“The latest proposal from Mayor Dellums regarding Measure Y funds gives us more reason than ever to have the committee meeting and doing analysis,” the Tribune quoted Mr. De La Fuente in response. And saying that the police recruitment proposal should be vetted by the public safety and Measure Y oversight committees before it goes to full council, the Tribune quoted Mr. Reid as saying, “It may upset the mayor, but I think there’s a process we’ve got to follow. Certainly, I don’t want to circumvent that process.”
In response, Dellums Chief of Staff David Chai was quoted as saying that the vetting process “takes time,” and that “every day we can’t utilize our efforts to recruit (more officers) is a day lost. The clock is ticking. We have an ambitious goal that the mayor laid out and we’re going to make that goal.”
Let’s try to sort some of this out, with the handicap that we can only work on the information currently available.
Mr. Chai’s remarks appear ill-considered, and ought to be amended if not outright withdrawn. If Oakland had suffered a massive earthquake and Council was blocking emergency teams getting out to injured citizens, Council would need a public kick in the ass, and the mayoral chief of staff’s comments would be entirely appropriate.

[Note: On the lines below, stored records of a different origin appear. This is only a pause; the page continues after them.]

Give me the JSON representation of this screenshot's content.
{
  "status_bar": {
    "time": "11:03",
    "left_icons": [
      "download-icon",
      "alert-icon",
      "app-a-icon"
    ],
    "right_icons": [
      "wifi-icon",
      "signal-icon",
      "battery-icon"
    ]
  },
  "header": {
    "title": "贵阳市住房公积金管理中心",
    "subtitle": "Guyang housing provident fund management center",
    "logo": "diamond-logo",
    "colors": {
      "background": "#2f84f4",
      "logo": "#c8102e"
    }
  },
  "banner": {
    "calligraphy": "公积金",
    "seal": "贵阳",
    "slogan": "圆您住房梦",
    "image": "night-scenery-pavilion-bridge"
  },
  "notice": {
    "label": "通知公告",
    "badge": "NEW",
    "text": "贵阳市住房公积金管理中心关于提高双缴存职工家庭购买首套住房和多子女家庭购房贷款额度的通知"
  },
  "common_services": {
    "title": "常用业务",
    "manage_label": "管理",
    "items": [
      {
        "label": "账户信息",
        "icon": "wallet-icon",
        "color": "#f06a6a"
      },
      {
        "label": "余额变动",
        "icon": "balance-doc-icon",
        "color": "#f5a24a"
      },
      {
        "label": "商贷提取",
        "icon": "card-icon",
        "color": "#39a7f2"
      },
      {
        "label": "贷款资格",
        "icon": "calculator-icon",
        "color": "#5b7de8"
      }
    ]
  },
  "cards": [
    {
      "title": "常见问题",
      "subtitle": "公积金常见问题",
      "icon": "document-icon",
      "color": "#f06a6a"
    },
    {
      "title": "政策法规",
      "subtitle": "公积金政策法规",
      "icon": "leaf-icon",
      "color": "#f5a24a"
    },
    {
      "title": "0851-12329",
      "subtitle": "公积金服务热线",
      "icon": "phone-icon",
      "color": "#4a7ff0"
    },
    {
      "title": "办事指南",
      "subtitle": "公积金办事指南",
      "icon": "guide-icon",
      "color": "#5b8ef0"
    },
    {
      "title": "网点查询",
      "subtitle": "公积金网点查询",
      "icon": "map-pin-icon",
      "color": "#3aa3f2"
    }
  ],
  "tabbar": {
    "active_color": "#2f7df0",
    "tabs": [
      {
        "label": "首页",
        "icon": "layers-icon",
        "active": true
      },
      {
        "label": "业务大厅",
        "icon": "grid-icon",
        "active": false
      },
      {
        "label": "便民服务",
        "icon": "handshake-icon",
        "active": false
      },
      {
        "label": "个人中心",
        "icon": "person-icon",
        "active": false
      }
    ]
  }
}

However, although Oaklanders are dying and getting mugged in the city’s streets, nothing in the augmented recruitment proposal would have an immediate effect on those problems. The proposal’s own four stated goals say are to “increase the pool of applicants and the number of new Police Officer Trainees entering the academy in 2008, increase the success rate of [trainees] in the academy, field more fully trained and qualified police officers on the streets of Oakland, and grow Oakland’s own pool of qualified applicants for the future.”

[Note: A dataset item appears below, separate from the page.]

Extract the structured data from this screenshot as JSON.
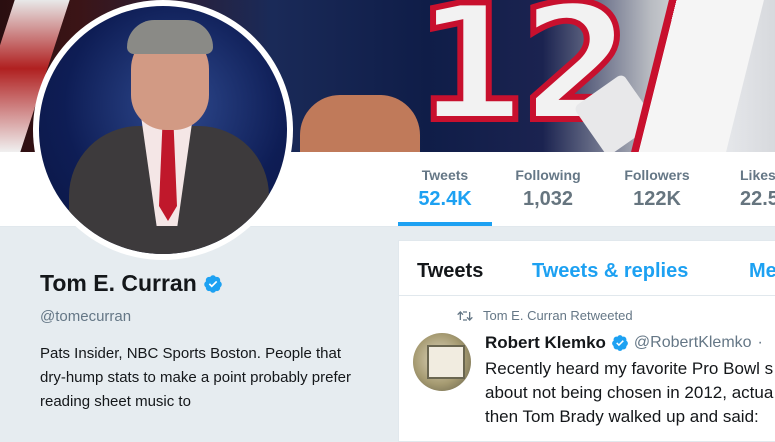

Given that it might take only an extra two weeks to a month for a full Council Public Safety Committee and Measure Y Oversight Committee vetting, and given the fact that the Public Safety Committee is full of Councilmembers who have long commitments to increasing the number of Oakland police, and given the fact that the first recommendation in the oversight committee’s February semiannual report is to “immediately hire all 63 officers mandated by Measure Y,” it is difficult to see how the Public Safety and Measure Y Oversight committees will be a roadblock to the mayor and police chief’s recruitment proposals. And if the two committees are dissatisfied with the proposals, it is more likely that their dissatisfaction would lead to the full Council rejecting the proposals if the two committees don’t get their chance, first, to air out their concerns.
On the other hand, there may be no small measure of politics in the somewhat tepid initial response of Mr. De La Fuente and Mr. Reid. As we said, Council, after all, came up with no adequate plan on its own to close the “blue gap” between the time the gap became apparent sometime in early 2006 and today. For the supposed “soft-on-crime” mayor to advance such a plan over more “law-and-order” Councilmembers may be something of a political embarrassment to those Councilmembers. And so the squabble over process, rather than policy substance.

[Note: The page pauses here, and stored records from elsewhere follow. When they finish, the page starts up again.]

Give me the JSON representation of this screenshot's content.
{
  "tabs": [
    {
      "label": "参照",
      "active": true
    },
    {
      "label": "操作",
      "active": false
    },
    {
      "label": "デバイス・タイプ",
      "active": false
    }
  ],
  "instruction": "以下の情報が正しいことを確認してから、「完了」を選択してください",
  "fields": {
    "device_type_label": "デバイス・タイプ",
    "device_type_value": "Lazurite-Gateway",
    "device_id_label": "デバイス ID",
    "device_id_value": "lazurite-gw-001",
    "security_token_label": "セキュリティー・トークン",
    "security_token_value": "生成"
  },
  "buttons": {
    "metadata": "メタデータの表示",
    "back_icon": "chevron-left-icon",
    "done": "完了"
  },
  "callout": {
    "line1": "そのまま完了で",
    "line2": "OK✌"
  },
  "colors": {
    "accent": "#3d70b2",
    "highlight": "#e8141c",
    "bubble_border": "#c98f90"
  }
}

The truth is, it was Mr. Dellums himself who boxed his administration in a political corner by pledging the full 803 by the end of the year. But it’s a hollow box. If, at the end of the year, the augmented recruitment proposal is in place and there is substantial progress at closing the “blue gap,” only the most anal-retentive, or those who have a political interest in Mr. Dellums’ failure on any and all issues, will notice that the pledge was not met on time. The rest of Oakland will say that it’s about time, and won’t care about the rest of the rhetoric.